Tonight, the second debate will take place. It’s being heralded as the only time David Cameron and Ed Miliband will face each other before May 7th (the only other ‘debate’ Cameron will take part in after this one, will be a Question Time format, in which he, Miliband and Clegg will answer audience questions in separate slots).
But it won’t just be Miliband and Cameron on stage, there will be 5 other party leaders with them.
A lot of people seem to think that of all the debates, this one could present the biggest challenge for Ed Miliband – particularly as there are 3 party leaders who will position themselves as being to the left of the Labour party.
With this in mind, we wanted to know, which one leader (other than Ed Miliband) LabourList readers thought would do well.
Most LabourList readers think that SNP leader Nicola Sturgeon will do well. With 38% of the vote, she’s way in front of the rest of the party leaders, perhaps that’s because of the groundswell of support that the SNP have in Scotland. The SNP – bolstered by the Scottish referendum, although they lost it – are able to position themselves as anti-establishment and an alternative to the status quo.
Sending much the same anti-establishment signal, albeit with drastically different policies, is Nigel Farage. He comes in second to Sturgeon but with 17% – significantly behind the SNP leader. Nevertheless, compared with other party leaders, this is a sizeable number and it could stem from the fact that Farage’s anti-immigration, anti-EU line is clear and understandable – even if it is rooted in prejudice and false logic.
10% of people think Natalie Bennett and David Cameron will do best, respectively. Again Bennett’s appeal and strength could come in the form of her party’s anti-establishment message – which rests not just on promises over the environment but also an alternative to austerity. But the reason that more people don’t think Bennett will do better is probably down to her poor performance in recent months, in which she’s struggled to answer questions effectively when under pressure.
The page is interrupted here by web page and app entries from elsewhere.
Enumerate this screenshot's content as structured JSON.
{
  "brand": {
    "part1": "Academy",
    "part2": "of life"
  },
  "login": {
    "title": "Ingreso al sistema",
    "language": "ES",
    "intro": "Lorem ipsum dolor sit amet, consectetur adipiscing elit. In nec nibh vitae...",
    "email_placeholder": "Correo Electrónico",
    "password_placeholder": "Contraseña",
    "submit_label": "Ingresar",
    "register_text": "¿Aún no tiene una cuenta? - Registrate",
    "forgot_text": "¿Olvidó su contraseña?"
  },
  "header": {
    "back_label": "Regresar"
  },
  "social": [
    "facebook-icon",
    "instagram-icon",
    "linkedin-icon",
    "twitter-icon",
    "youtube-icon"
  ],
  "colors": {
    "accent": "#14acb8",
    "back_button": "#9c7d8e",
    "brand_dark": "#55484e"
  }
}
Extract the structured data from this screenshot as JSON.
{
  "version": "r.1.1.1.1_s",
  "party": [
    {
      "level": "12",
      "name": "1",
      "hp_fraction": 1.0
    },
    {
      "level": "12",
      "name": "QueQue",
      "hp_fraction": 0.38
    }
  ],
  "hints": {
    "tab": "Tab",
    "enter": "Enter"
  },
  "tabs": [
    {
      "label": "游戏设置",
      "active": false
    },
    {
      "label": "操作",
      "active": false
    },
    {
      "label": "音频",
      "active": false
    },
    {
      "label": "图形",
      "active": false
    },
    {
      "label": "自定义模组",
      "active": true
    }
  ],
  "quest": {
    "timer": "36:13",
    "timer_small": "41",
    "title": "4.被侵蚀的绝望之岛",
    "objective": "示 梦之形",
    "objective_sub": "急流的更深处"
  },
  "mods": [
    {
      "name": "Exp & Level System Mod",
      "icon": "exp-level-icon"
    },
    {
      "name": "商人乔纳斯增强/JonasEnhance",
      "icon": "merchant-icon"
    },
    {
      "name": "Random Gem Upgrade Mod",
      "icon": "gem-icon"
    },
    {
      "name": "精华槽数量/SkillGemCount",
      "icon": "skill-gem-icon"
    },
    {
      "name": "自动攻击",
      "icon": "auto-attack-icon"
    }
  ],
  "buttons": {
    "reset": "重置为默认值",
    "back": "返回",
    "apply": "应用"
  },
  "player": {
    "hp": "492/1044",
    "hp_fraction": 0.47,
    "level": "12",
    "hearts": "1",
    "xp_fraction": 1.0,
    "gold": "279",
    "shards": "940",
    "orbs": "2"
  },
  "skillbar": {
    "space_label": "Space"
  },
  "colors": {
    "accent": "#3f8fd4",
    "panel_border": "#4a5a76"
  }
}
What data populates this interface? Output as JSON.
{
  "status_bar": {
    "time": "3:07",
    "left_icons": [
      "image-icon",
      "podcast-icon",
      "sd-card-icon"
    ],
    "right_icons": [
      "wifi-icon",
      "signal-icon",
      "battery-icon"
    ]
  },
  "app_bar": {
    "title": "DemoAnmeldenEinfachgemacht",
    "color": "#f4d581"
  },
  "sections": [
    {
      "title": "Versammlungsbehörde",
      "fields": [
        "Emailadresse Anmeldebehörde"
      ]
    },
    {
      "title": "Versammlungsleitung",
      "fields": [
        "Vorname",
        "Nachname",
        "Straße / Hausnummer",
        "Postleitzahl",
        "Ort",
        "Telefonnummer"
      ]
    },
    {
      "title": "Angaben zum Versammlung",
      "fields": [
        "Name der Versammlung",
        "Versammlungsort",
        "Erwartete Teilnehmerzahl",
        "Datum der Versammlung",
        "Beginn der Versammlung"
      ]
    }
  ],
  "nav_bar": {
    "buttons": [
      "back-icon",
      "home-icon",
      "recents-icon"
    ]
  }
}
When it comes to Cameron, his potential strength surely lies in the Tories’ message that they’re ‘fixing’ the economy and making Ed the PM would derail this. However, given Cameron’s poor performance in last so-called ‘debate’, it’s unlikely he’ll be one of the leaders the audience remember as outstanding.
At the bottom of the scale is Nick Clegg (7% think he’ll do well) and Leanne Wood (6% think she’ll do well). For Clegg this low number can probably be explained by the fact that this credibility is shattered after 5 years of Coalition government, which have seen him back-peddle on so many pledges he made in 2010, not least his promise the Lib Dems would scrap tuition fees.
We all know what happened there.
For Leanne Wood the story is a little different. She’s the least well known among the public as Plaid Cymru don’t yet have anywhere near the support that the SNP enjoy (they’re currently on 11% in Wales). Earlier this week, the party came under criticism from their former leader Lord Elis-Thomas for not having a clear enough policy offer.
However, 11% really aren’t sure. With seven people on stage and only 4 questions being asked in 2 hours it’s very difficult to see how this is going to pan out.
To keep up with what the LabourList team are thinking about it all tonight, don’t forget to take a look at our liveblog, which we’ll be running this evening
1,200 people voted in this week’s survey. Thank you to everyone who took part.